As part of the current US government’s “zero tolerance” policy, immigration authorities have been ramping up enforcement against legal and illegal immigrants.
A newly released report from Syracuse University’s Transactional Records Access Clearinghouse (TRAC) indicates deportations have skyrocketed in 2018, hitting a record high of 287,741 to date. More non-criminal immigrants were removed from the U.S. this year than in past years.
Implementation of Notice to Appear policy
In accordance with this policy of deportations, in June 2018 the USCIS announced it would begin issuing deportation notices to individuals who filed immigration applications and are deemed to be out of lawful immigration status at the time a denial is issued. It’s called the NTA policy, meaning that in these denied cases, a “Notice to Appear” for deportation is issued. Of course due to ever increasing immigration application processing times, many if not most individuals filing applications for Residency or change of status naturally have a lapse in status while their immigration applications are pending. This seems to be part of the administration’s enforcement plan.

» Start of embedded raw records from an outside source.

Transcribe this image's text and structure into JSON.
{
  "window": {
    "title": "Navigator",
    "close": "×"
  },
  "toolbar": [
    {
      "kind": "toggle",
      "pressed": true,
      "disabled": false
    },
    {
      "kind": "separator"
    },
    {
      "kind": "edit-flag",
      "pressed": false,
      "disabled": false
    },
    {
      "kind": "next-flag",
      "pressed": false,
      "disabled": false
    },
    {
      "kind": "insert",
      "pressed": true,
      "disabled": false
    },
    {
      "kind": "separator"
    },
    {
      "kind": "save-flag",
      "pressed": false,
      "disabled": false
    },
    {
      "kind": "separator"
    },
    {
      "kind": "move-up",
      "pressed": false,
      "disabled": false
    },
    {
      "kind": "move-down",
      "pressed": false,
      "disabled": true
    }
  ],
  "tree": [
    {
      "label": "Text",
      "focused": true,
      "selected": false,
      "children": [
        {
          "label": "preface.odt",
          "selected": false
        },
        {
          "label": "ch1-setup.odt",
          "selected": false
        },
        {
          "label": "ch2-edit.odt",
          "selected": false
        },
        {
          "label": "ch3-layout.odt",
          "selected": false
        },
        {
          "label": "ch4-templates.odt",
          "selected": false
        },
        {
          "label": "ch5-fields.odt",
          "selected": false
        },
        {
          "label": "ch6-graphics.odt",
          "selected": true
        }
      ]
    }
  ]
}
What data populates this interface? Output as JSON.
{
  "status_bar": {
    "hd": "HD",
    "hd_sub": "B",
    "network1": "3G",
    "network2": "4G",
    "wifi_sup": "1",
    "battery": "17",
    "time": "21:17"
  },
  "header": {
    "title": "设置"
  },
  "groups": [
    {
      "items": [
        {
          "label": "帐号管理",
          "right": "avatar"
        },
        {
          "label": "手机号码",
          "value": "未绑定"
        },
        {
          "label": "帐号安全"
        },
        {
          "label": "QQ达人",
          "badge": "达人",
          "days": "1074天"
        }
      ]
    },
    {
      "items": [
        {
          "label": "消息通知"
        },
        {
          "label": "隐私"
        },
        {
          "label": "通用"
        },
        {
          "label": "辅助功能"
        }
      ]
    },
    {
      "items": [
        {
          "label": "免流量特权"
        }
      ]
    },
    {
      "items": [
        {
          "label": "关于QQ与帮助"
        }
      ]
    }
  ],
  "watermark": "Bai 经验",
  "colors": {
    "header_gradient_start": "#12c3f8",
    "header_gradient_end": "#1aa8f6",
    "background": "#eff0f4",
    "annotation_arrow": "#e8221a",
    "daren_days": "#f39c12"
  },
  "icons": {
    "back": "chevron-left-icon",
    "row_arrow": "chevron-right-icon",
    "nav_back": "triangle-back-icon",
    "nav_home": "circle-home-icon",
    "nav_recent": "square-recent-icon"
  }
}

The first phase of the NTA policy implemented on October 1, 2018, applies to immigrants who are denied for family-based residency (form I-485) and non-immigrants whose applications to change or extend status (form I-539) are denied. I-539 applications are generally filed by visitors to the U.S. who wish to extend their stay in the U.S., or change status to a student or other visa.
Once a USCIS denial is issued, an NTA is issued to applicants whose period of authorized stay has expired. An individual with an expired period of authorized stay is technically considered to be ”unlawfully present” in the U.S. at the time of denial. This includes those who file an application while they are still in legal status, but due to the time involved in processing the immigration case, have fallen out of legal status by the time a denial of the case is issued. The initial application of the NTA policy covered an extremely wide range of circumstances, including millions of family sponsored applications to adjust status to residency in the U.S. and non-immigrant change or extension of status applications.
Deportation program expand as of Nov 19
In a new announcement last week, the USCIS warns that beginning November 19, 2018, it is further expanding the program to include issuing deportation notices to individuals who receive denials for even more types of immigration applications, including T visas Form I-914/I-914A (victim of human trafficking), U visas Form I-918/I-918A (victim of crime), I-360, Petition for Amerasian, Widow(er), or Special Immigrant (Violence Against Women Act self-petitions and Special Immigrant Juvenile Status petitions), I-730, Refugee/Asylee Relative Petitions when the beneficiary is present in the US and I-929 and Petition for Qualifying Family Member of a U-1 Nonimmigrant.
Problems for “Battered Spouses”
This expanded application of the NTA policy is particularly troublesome for Violence Against Women Act (VAWA), so called “Battered Spouse” petitions. Immigrants who are abused by their Resident or Citizen spouses often file I-360 applications with the USCIS which are denied due to lack of documentary evidence of the abuse. Going forward, many battered spouses will now find themselves in deportation through no fault of their own, therefore being victimized twice, once from the abuser, then finally by USCIS.